Understanding Himalayan Migration
To leave one’s land is not an easy feat. Yet every day flights out of Paro International Airport are full of youths who migrate with their homes in their hearts and dried red chilies in their luggage. Anthropologists Dolly Kikon and Bengt Karlsson’s book “Leaving the Land” expounds on the collective experience of upland Himalayan indigenous migrants. Exploring the dilemma of being attached to one’s homeland and family, yet at the same time being drawn to migrate and be mobile, according to Kikon and Karlsson, brings our attention to the experiences of indigenous migrants and their lives in the 20th century. They note:
On a general level, one can say that people migrate to avail themselves of new possibilities elsewhere or to escape hardships like famine, war, or societal collapse. Yet, on the level of particular migrant situations or in the case of individual migrants, things become endlessly complex. Every migrant has his or her own story and hence, reasons to be on the move.
Migration and mobility are global phenomena that cannot be evaded in today’s day and age; the Bhutanese state desperately needs to acknowledge the inevitability of migration. It is crucial to formulate strategies that proactively accommodate mobility and manage migration, because excluding those who leave would mean reducing Bhutanese identity to geography, and that simply cannot suffice in the 21st century.
Anthropologists Kikon and Karlsson remind us that indigenous migration from the uplands of the Eastern Himalayas is not about cutting ties with one’s history, culture, and community. Rather, it is important to consider these developments as a form of “stretching” indigenous life worlds to new places.
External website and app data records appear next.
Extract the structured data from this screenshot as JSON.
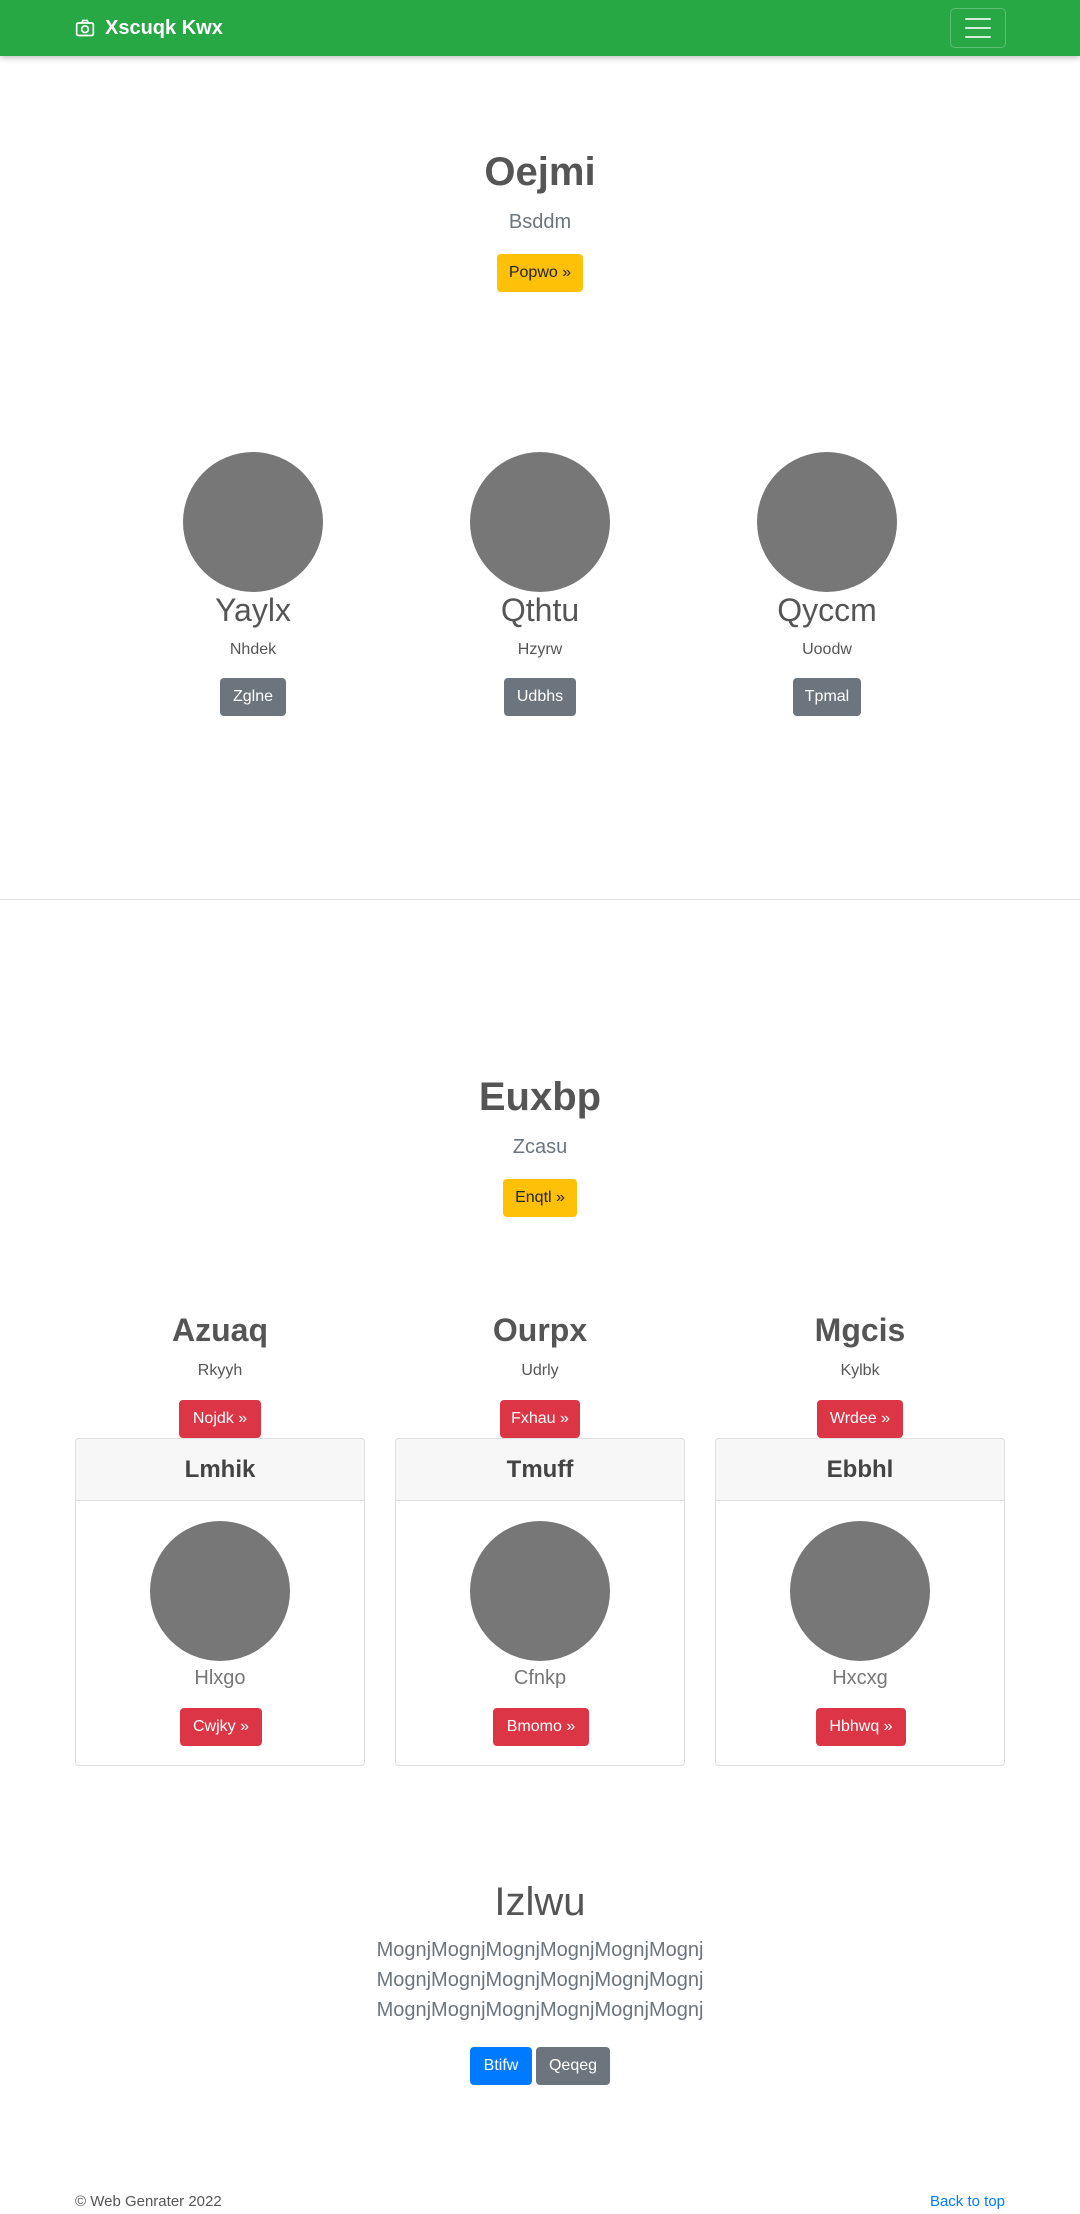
{
  "navbar": {
    "brand": "Xscuqk Kwx",
    "brand_icon": "camera-icon",
    "toggler_icon": "hamburger-icon"
  },
  "hero1": {
    "title": "Oejmi",
    "subtitle": "Bsddm",
    "button": "Popwo »"
  },
  "features": [
    {
      "name": "Yaylx",
      "sub": "Nhdek",
      "button": "Zglne"
    },
    {
      "name": "Qthtu",
      "sub": "Hzyrw",
      "button": "Udbhs"
    },
    {
      "name": "Qyccm",
      "sub": "Uoodw",
      "button": "Tpmal"
    }
  ],
  "hero2": {
    "title": "Euxbp",
    "subtitle": "Zcasu",
    "button": "Enqtl »"
  },
  "columns": [
    {
      "title": "Azuaq",
      "sub": "Rkyyh",
      "button": "Nojdk »"
    },
    {
      "title": "Ourpx",
      "sub": "Udrly",
      "button": "Fxhau »"
    },
    {
      "title": "Mgcis",
      "sub": "Kylbk",
      "button": "Wrdee »"
    }
  ],
  "cards": [
    {
      "header": "Lmhik",
      "text": "Hlxgo",
      "button": "Cwjky »"
    },
    {
      "header": "Tmuff",
      "text": "Cfnkp",
      "button": "Bmomo »"
    },
    {
      "header": "Ebbhl",
      "text": "Hxcxg",
      "button": "Hbhwq »"
    }
  ],
  "about": {
    "title": "Izlwu",
    "lines": [
      "MognjMognjMognjMognjMognjMognj",
      "MognjMognjMognjMognjMognjMognj",
      "MognjMognjMognjMognjMognjMognj"
    ],
    "primary_button": "Btifw",
    "secondary_button": "Qeqeg"
  },
  "footer": {
    "copyright": "© Web Genrater 2022",
    "back_to_top": "Back to top"
  },
  "colors": {
    "navbar": "#28a745",
    "warning": "#ffc107",
    "danger": "#dc3545",
    "secondary": "#6c757d",
    "primary": "#007bff",
    "placeholder": "#777777"
  }
}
Given the global trend of out-migration to urban areas, the Bhutanese state should refrain from conceiving of migration as a linear development and grant its people the opportunity to practice global citizenship.
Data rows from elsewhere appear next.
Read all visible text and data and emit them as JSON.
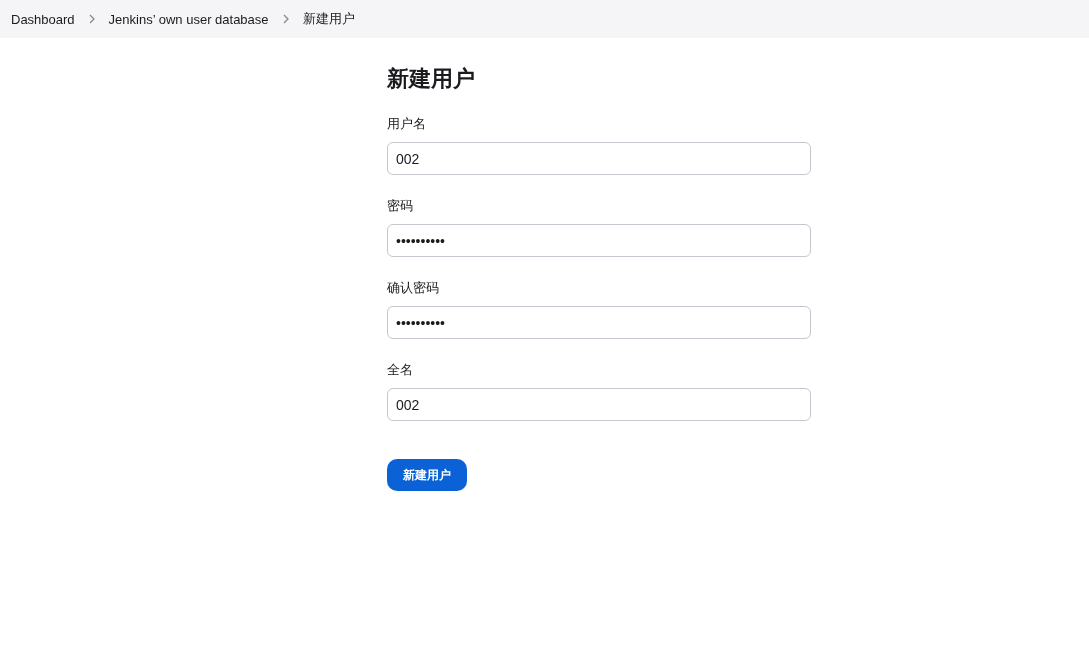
{
  "breadcrumb": [
    {
      "label": "Dashboard"
    },
    {
      "label": "Jenkins’ own user database"
    },
    {
      "label": "新建用户"
    }
  ],
  "form": {
    "title": "新建用户",
    "fields": [
      {
        "label": "用户名",
        "value": "002"
      },
      {
        "label": "密码",
        "value": "••••••••••"
      },
      {
        "label": "确认密码",
        "value": "••••••••••"
      },
      {
        "label": "全名",
        "value": "002"
      }
    ],
    "submit": "新建用户"
  }
}
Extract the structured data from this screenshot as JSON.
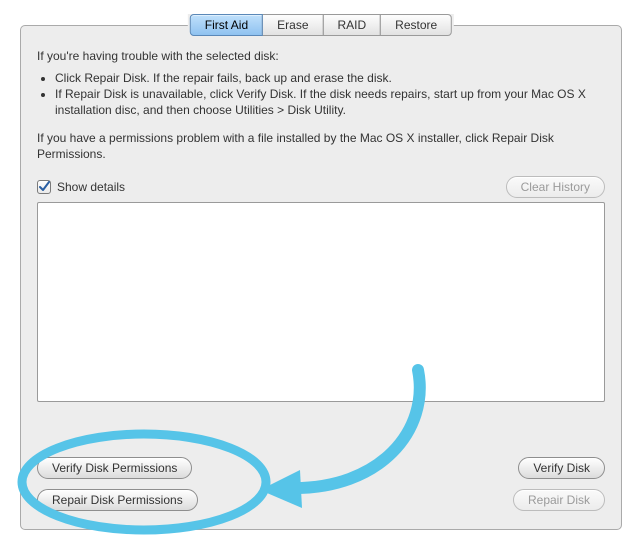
{
  "tabs": [
    {
      "label": "First Aid",
      "active": true
    },
    {
      "label": "Erase",
      "active": false
    },
    {
      "label": "RAID",
      "active": false
    },
    {
      "label": "Restore",
      "active": false
    }
  ],
  "intro": "If you're having trouble with the selected disk:",
  "bullets": [
    "Click Repair Disk. If the repair fails, back up and erase the disk.",
    "If Repair Disk is unavailable, click Verify Disk. If the disk needs repairs, start up from your Mac OS X installation disc, and then choose Utilities > Disk Utility."
  ],
  "perm_note": "If you have a permissions problem with a file installed by the Mac OS X installer, click Repair Disk Permissions.",
  "show_details": {
    "label": "Show details",
    "checked": true
  },
  "buttons": {
    "clear_history": "Clear History",
    "verify_perm": "Verify Disk Permissions",
    "repair_perm": "Repair Disk Permissions",
    "verify_disk": "Verify Disk",
    "repair_disk": "Repair Disk"
  },
  "annotation": {
    "color": "#56c4e8"
  }
}
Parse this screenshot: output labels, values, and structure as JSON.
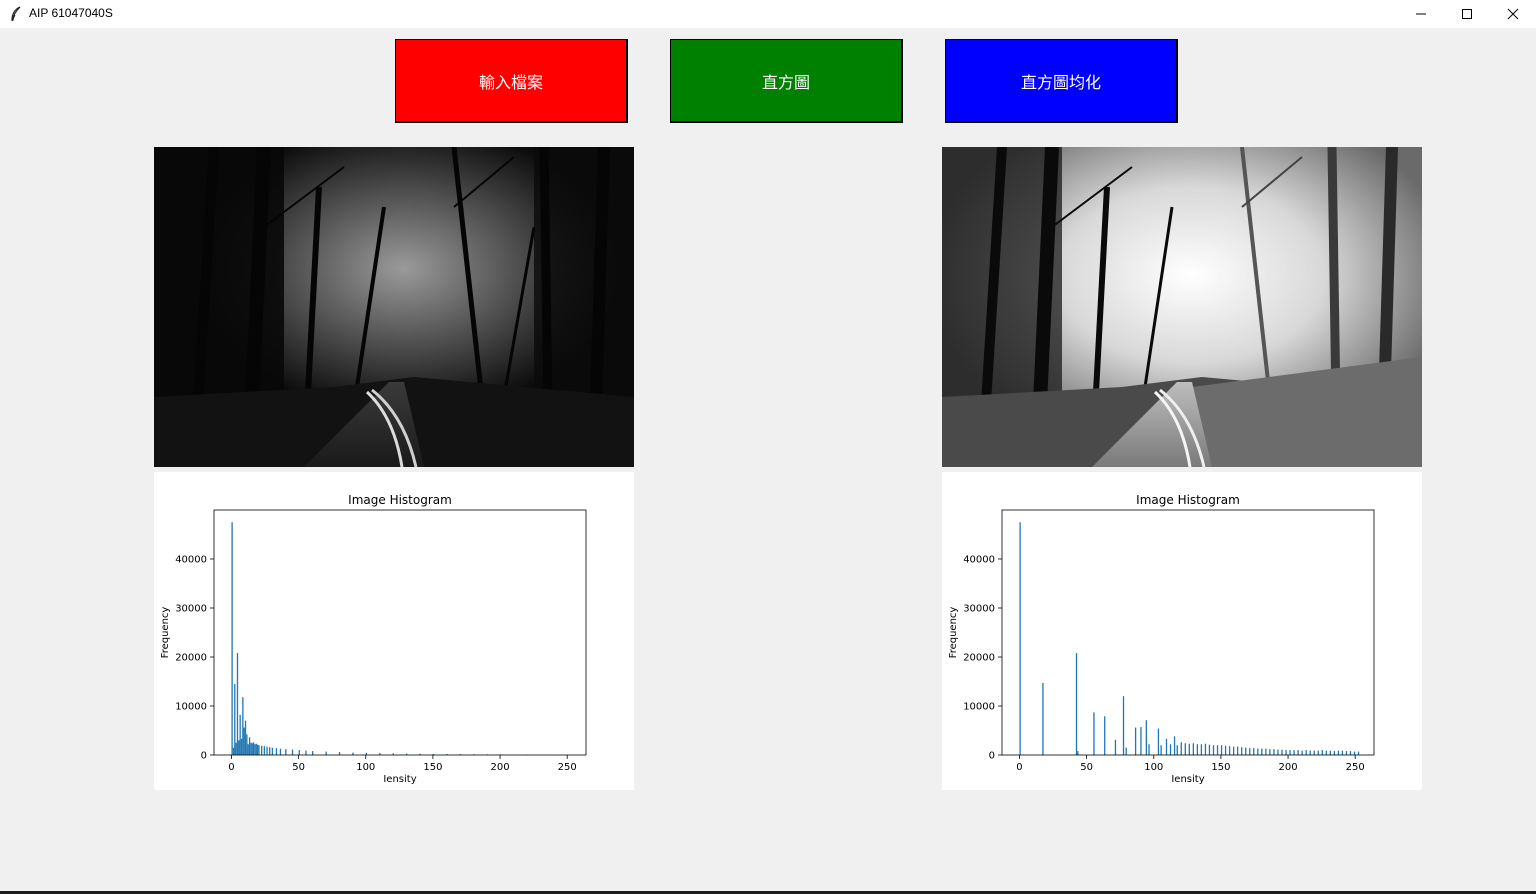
{
  "window": {
    "title": "AIP 61047040S",
    "icon": "feather-icon"
  },
  "toolbar": {
    "input_label": "輸入檔案",
    "histogram_label": "直方圖",
    "equalize_label": "直方圖均化",
    "colors": {
      "input": "#ff0000",
      "histogram": "#008000",
      "equalize": "#0000ff"
    }
  },
  "chart_data": [
    {
      "type": "bar",
      "title": "Image Histogram",
      "xlabel": "Iensity",
      "ylabel": "Frequency",
      "xlim": [
        -13,
        264
      ],
      "ylim": [
        0,
        50000
      ],
      "xticks": [
        0,
        50,
        100,
        150,
        200,
        250
      ],
      "yticks": [
        0,
        10000,
        20000,
        30000,
        40000
      ],
      "color": "#1f77b4",
      "x": [
        0,
        1,
        2,
        3,
        4,
        5,
        6,
        7,
        8,
        9,
        10,
        11,
        12,
        13,
        14,
        15,
        16,
        17,
        18,
        19,
        20,
        22,
        24,
        26,
        28,
        30,
        33,
        36,
        40,
        45,
        50,
        55,
        60,
        70,
        80,
        90,
        100,
        110,
        120,
        130,
        140,
        150,
        160,
        170,
        180,
        190,
        200,
        220,
        240,
        250
      ],
      "values": [
        47500,
        1500,
        14500,
        2500,
        20800,
        3000,
        8200,
        3300,
        11800,
        5600,
        7000,
        4200,
        2200,
        3600,
        2500,
        2400,
        2600,
        2200,
        2300,
        2100,
        2000,
        1900,
        1800,
        1700,
        1600,
        1500,
        1400,
        1300,
        1200,
        1100,
        1000,
        900,
        800,
        700,
        600,
        500,
        450,
        400,
        350,
        300,
        260,
        220,
        200,
        180,
        160,
        140,
        120,
        100,
        80,
        60
      ]
    },
    {
      "type": "bar",
      "title": "Image Histogram",
      "xlabel": "Iensity",
      "ylabel": "Frequency",
      "xlim": [
        -13,
        264
      ],
      "ylim": [
        0,
        50000
      ],
      "xticks": [
        0,
        50,
        100,
        150,
        200,
        250
      ],
      "yticks": [
        0,
        10000,
        20000,
        30000,
        40000
      ],
      "color": "#1f77b4",
      "x": [
        0,
        17,
        42,
        43,
        55,
        63,
        71,
        77,
        79,
        86,
        90,
        94,
        96,
        103,
        105,
        109,
        112,
        115,
        117,
        120,
        123,
        126,
        129,
        132,
        135,
        138,
        141,
        144,
        147,
        150,
        153,
        156,
        159,
        162,
        165,
        168,
        171,
        174,
        177,
        180,
        183,
        186,
        189,
        192,
        195,
        198,
        201,
        204,
        207,
        210,
        213,
        216,
        219,
        222,
        225,
        228,
        231,
        234,
        237,
        240,
        243,
        246,
        249,
        252
      ],
      "values": [
        47500,
        14700,
        20800,
        800,
        8700,
        7900,
        3100,
        12000,
        1500,
        5600,
        5700,
        7100,
        2200,
        5400,
        2000,
        3300,
        2200,
        3800,
        2000,
        2600,
        2400,
        2300,
        2400,
        2200,
        2200,
        2300,
        2100,
        2000,
        2000,
        2000,
        1900,
        1800,
        1700,
        1700,
        1600,
        1500,
        1400,
        1400,
        1300,
        1300,
        1300,
        1200,
        1200,
        1100,
        1100,
        1000,
        1000,
        1000,
        1000,
        900,
        1000,
        900,
        900,
        900,
        1000,
        900,
        900,
        800,
        900,
        900,
        800,
        800,
        700,
        700
      ]
    }
  ]
}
In an era where technology has reduced the impacts of geographical isolation, the Bhutanese diaspora has cultivated a thriving community that enacts intimate cultural practices such as cooking and eating traditional food, speaking Dzongkha and other local languages/dialects, and taking part in religious activities and festivals in a foreign land. During my own studies in Melbourne, I have rarely come across a fellow Bhutanese who does not intend to return to their place of origin once they have completed their studies or achieved financial security.
In Buddhism, time is a circular construct and so is movement. Just as apprehensions and fears grow with the departure of youths, there will come a time when there will be concerns and fears regarding the effective integration of these returning migrants. For too long, the government and people have always turned to the monarch for solutions, but it is time that all members of Bhutanese society take responsibility for the future of the country. At its core, accountability is an intimate exchange, one that cannot be honored if both parties do not maintain a mutual trust and commitment to grow together.
Both generations, those in power who currently hold offices, and the youth who will eventually inherit these positions must take responsibility and hold each other accountable in building a prosperous future for Bhutan.
Yedzin Tobgay is a Ph.D. candidate at the University of Melbourne. She graduated from Mercyhurst University and the University of Cambridge with a double major in political science and intelligence studies, and an MPhil in South Asian studies. She currently works as a gender consultant for Phuensum Consulting Services and has recently published works with Sage and Routledge Publications.